James Zwilling (pictured above, second from the left) is a participant in the Franciscan At-One-Ment Mission Project—a summer discernment internship which includes living with the Friars while studying in Rome about “Ecumenical and Interreligious Movements from a Catholic Perspective.”

James wrote the following reflection after returning home from a summer spent in Italy:

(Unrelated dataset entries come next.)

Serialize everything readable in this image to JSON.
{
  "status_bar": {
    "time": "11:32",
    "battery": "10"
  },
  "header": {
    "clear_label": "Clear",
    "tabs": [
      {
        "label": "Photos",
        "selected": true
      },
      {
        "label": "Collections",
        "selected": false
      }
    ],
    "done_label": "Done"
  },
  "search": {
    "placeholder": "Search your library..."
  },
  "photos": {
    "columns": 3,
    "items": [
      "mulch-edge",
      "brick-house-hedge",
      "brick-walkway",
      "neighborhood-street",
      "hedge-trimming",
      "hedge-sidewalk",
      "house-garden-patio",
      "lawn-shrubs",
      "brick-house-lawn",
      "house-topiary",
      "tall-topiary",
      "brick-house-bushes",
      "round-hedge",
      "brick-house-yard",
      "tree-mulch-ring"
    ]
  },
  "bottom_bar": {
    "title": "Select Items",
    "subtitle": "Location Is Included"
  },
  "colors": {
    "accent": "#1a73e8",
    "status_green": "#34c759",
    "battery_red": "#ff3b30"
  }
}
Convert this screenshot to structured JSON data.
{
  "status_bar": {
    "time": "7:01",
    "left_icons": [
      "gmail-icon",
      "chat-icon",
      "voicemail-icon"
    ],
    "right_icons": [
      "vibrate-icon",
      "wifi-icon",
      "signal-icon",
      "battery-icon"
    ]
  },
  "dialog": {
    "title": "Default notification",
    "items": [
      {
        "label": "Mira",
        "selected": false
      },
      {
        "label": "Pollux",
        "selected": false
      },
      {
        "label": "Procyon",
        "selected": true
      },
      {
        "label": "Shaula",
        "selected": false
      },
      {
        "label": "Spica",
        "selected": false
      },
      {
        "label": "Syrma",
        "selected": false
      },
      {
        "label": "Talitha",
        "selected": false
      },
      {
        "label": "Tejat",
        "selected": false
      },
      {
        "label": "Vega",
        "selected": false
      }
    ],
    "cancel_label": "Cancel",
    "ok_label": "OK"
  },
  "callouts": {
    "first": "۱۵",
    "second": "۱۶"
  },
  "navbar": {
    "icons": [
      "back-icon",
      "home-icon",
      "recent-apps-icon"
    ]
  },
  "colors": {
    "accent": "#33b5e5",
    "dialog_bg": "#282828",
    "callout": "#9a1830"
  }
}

“New York feels good. The pace and structure of the city feels very familiar to me, and I am more comfortable traveling around on the subway, then on the Roman buses. Being able to communicate with everyone easily is also a nice bonus of being back in America. On the topic of language, my experiences over the last couple weeks has taught me about the universality of prayer. In Rome I had the pleasure of attending mass in Latin, Polish, and of course Italian. Morning and evening prayer with the Friars was in Italian. Back in New York, mass and prayer are often in English, but my fellow interns and I did attend a Russian Catholic Divine Liturgy that utilized Church Slavonic at parts. On all of these occasions, despite sometimes being unable to understand the words being said, I felt the same reverence and peace that prayer provides. It allowed me time to listen to God as I sat quietly and heard the prayers of so many faithful. I really felt that even though the words may be different, we all pray to the same risen Christ.”